  2. PEDAGOGY and ANDRAGOGY: Application of Principles • We move from theory to application. • How can we prepare instructors to teach adults over age 50? • What is different about teaching to adults above age 65? .

  3. IDEAS TO USE FOR PLUS 50 LEARNERS • Research is well supported that by age 65, over 70% of persons have hearing loss. • Presbyopia (need for reading glasses) begins in the early 40s. • Avoid asking people to identify their handicaps - do not assume because one’s audience is under 65 that they hear or see as well as you do. • Do know that it is highly embarrassing to identify yourself as having a handicap associated with aging, so most do not. Thus, “handicaps” appear earlier than cultural acceptance does.

  4. IDEAS TO USE FOR ALL LEARNERS OVER 50 • Use more handouts to give visual support of what you are saying – especially if you have poor sound. • Use #14 font for handouts for persons over the age of 40. Use #12 if you cannot use #14. Never use a lower font – what is the value of a handout that persons cannot read?

  5. IDEAS TO USE FOR “BABY BOOMER” LEARNERS Promote email contact and other ways for students to contact instructors to ask questions. For the instructor, this contact aids them to tailor their existing curriculum to 50+ learning styles – a current need in program development. • Course online chat rooms offer opportunities to share experiences and create ongoing support networks among students. This also promotes repeat enrollments as Boomers are busy, yet they are seeking intellectual friendships & meaning.

  6. IDEAS TO USE FOR LEARNERS OVER 65 • Learners over 65 are rewarding to teach. They are in awe of you and your credentials. Sometimes they act like they accept without questioning because of this, but actually they hold many opinions. • They like “The sage on the stage” didactic learning more than group projects. If you probe, their critical thinking abilities are deep and wise.

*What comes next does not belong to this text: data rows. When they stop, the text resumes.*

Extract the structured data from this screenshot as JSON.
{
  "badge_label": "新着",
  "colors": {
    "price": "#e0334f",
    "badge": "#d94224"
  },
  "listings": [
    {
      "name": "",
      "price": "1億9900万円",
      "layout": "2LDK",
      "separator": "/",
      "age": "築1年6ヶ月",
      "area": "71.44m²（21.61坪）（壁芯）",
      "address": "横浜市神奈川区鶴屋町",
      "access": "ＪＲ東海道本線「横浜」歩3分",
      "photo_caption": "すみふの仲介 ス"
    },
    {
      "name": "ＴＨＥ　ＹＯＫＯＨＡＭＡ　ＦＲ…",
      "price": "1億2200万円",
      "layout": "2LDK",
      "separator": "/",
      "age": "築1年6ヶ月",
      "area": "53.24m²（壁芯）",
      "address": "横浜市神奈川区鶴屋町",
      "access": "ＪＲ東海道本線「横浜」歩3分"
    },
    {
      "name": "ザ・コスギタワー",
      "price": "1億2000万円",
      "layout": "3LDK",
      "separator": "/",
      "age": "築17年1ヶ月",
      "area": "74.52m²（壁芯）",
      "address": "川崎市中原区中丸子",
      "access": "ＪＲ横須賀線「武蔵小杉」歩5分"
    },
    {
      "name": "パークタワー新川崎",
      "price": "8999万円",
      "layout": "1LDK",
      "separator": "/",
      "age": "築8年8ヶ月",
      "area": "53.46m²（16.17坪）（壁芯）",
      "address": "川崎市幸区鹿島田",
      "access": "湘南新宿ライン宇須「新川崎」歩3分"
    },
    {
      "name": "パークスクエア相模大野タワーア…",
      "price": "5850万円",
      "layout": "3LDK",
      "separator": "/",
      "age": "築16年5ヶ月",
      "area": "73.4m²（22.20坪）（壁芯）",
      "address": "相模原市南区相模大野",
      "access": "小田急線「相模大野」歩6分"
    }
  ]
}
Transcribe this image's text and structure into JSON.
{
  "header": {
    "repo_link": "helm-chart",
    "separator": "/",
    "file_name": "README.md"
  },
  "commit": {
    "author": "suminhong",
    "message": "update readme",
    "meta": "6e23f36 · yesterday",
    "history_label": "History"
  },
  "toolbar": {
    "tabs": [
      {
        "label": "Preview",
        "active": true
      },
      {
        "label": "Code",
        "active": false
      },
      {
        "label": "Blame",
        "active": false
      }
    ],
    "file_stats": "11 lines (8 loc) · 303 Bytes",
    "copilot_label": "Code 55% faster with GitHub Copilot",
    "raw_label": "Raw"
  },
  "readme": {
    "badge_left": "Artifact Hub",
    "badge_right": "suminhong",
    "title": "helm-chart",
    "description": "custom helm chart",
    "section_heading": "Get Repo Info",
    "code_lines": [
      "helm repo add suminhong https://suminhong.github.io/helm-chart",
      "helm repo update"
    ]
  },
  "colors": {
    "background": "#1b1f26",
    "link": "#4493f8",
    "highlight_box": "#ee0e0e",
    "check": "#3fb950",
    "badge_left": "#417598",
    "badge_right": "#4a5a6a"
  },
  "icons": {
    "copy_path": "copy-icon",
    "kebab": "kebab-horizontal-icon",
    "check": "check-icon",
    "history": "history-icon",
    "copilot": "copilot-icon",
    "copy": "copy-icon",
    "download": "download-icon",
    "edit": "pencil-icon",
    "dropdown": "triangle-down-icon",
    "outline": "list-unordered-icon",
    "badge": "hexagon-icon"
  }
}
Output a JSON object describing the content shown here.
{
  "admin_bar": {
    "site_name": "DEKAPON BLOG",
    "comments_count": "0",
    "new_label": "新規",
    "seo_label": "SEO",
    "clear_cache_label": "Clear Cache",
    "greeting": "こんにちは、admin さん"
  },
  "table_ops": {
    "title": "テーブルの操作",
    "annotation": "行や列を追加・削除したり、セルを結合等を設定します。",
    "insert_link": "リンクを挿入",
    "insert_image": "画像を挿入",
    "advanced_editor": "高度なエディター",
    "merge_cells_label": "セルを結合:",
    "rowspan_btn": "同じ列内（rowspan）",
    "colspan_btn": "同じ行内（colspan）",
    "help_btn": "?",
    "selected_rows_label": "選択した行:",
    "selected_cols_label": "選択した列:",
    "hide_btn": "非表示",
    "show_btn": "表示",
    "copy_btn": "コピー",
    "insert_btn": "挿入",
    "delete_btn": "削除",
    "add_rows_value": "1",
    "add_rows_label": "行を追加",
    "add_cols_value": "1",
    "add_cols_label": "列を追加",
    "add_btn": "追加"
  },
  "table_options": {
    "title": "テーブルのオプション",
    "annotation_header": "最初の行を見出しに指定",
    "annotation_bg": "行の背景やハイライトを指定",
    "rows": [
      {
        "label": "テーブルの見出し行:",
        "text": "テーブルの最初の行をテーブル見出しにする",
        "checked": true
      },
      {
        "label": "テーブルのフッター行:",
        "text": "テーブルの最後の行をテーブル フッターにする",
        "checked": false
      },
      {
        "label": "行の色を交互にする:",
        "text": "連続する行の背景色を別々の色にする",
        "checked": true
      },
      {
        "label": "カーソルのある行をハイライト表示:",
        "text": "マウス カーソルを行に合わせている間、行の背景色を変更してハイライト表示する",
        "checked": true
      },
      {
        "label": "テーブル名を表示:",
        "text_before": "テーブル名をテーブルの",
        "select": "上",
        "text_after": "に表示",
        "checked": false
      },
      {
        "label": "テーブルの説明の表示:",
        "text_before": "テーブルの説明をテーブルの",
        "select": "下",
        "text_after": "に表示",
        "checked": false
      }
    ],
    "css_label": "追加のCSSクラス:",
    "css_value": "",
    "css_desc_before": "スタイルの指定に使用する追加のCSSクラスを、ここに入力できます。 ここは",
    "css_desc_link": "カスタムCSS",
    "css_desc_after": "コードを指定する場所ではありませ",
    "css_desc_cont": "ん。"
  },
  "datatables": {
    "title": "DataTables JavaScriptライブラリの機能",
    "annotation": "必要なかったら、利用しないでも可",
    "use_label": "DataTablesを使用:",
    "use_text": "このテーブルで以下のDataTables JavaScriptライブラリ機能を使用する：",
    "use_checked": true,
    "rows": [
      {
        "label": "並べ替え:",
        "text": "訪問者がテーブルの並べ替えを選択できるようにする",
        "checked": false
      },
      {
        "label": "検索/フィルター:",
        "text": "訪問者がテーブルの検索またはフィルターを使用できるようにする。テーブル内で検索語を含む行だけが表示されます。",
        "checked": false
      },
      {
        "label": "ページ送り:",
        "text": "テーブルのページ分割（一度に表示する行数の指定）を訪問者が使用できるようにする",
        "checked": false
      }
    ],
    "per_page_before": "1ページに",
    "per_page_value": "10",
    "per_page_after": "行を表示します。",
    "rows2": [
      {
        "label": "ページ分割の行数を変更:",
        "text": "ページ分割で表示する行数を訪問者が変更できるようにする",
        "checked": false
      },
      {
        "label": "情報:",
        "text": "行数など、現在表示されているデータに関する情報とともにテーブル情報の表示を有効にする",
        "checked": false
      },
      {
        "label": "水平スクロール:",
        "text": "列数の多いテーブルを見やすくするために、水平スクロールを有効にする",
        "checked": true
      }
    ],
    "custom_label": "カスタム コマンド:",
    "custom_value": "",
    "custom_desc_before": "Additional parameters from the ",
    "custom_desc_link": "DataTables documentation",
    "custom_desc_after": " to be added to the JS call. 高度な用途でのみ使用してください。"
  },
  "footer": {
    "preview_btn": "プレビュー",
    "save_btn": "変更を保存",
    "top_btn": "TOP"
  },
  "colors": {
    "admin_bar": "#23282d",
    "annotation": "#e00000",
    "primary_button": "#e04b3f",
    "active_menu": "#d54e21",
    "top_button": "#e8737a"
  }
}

  7. CLASSROOM ACCOMODATION: Create Access - Observe Instructors • Always use amplification whenever one has access to it! Avoid asking this common, labeling question- “I have a loud voice- does anybody here really need me to use the mic?”- followed by the statement- “Good!” – when no one in the audience identified themselves as being hard of hearing. Train every instructor to use sound support. • Monitor the body as one speaks - does the instructor turn their head down at the end of a sentence or turn to the board? This makes them harder to hear. Add these questions about habits to the evaluations.

  8. IDEAS TO USE FOR LEARNERS OVER 65 • Repetition is valuable to all learners, but especially older learners. Begin sessions with a review of the content of the last session. • While short term memory may be impaired with aging, intellect, wisdom, sophistication and experience are not. Avoid associating age with impaired intellect.

  9. WEBSITE DESIGN • VISUAL: Less cluttered , avoid moving images – but create complexity of content. • AVOID: Red, blue & green - color blind people see blue poorly, no one sees red. • CONTENT: For interest, include historical references, (think of NPR & PBS) 60’s pop culture, social justice. • SOUND: Can be distracting and out of proportion for older learners.

  10. SYLLABUS AND HANDOUTS • Create a syllabus that includes a class schedule with dates for each day of class: offering dates will help them to see your schedule in order to plan their own. • Begin each class with a quick synopsis of the last week’s content. • Plan to distribute approximately 3-10 handouts over the course of the quarter. The syllabus and handouts make a major difference to how students learn. • Include more detail than for younger learners – include reading lists and other learning enrichment.

  11. WHY LEARNING OUTCOMES? Learning outcomes help instructors more precisely to tell students what is expected of them. By doing this, educators assert that they: • help students learn more effectively. They know where they stand and the curriculum is made more open to them. • make it clear what students can hope to gain from a particular course or lecture. • help instructors to design their materials more effectively by acting as a template. • help instructors select the appropriate teaching strategy, for example lecture, seminar, student self-paced, or laboratory class. • ensure that appropriate assessment strategies are employed.

  12. LEARNING OUTCOMES • Require instructors to rewrite their Learning Outcomes for 50+. • If you are not yet requiring a formal set of Learning Outcomes, this is a good time to utilize this tool. • Offer a worksheet and models to each instructor and persist in this as a requirement for teaching.

  13. learning outcome categories outcome #1- Knowledge: The student recalls or recognizes information; the student gets the facts straight. • Collect examples of __; Define; Label; Fill in__. • Identify and name; Identify results; Identify variables; Identify situations that __. • List materials; Locate and list; Locate and state; Locate sources.

  14. outcome #2 – Comprehension: The student is able to understand the information and put it into a context or meaning. • Define; Describe; Differentiate; Evaluate; Discuss; Paraphrase; Predict. • Distinguish between facts; Distinguish between ideas. • Draw conclusions; Estimate; Express; Identify; Interpret; Locate; Match.

  15. outcome #3 – Application: • The student solves a problem using the knowledge. The student is able to use learned knowledge in a new contrived situation. • Apply principles; Apply the idea to our classroom situation. • Calculate; Construct; Dramatize; Demonstrate; Find solutions; Illustrate • Design procedures for __; Employ knowledge of everyday events in making inference about __.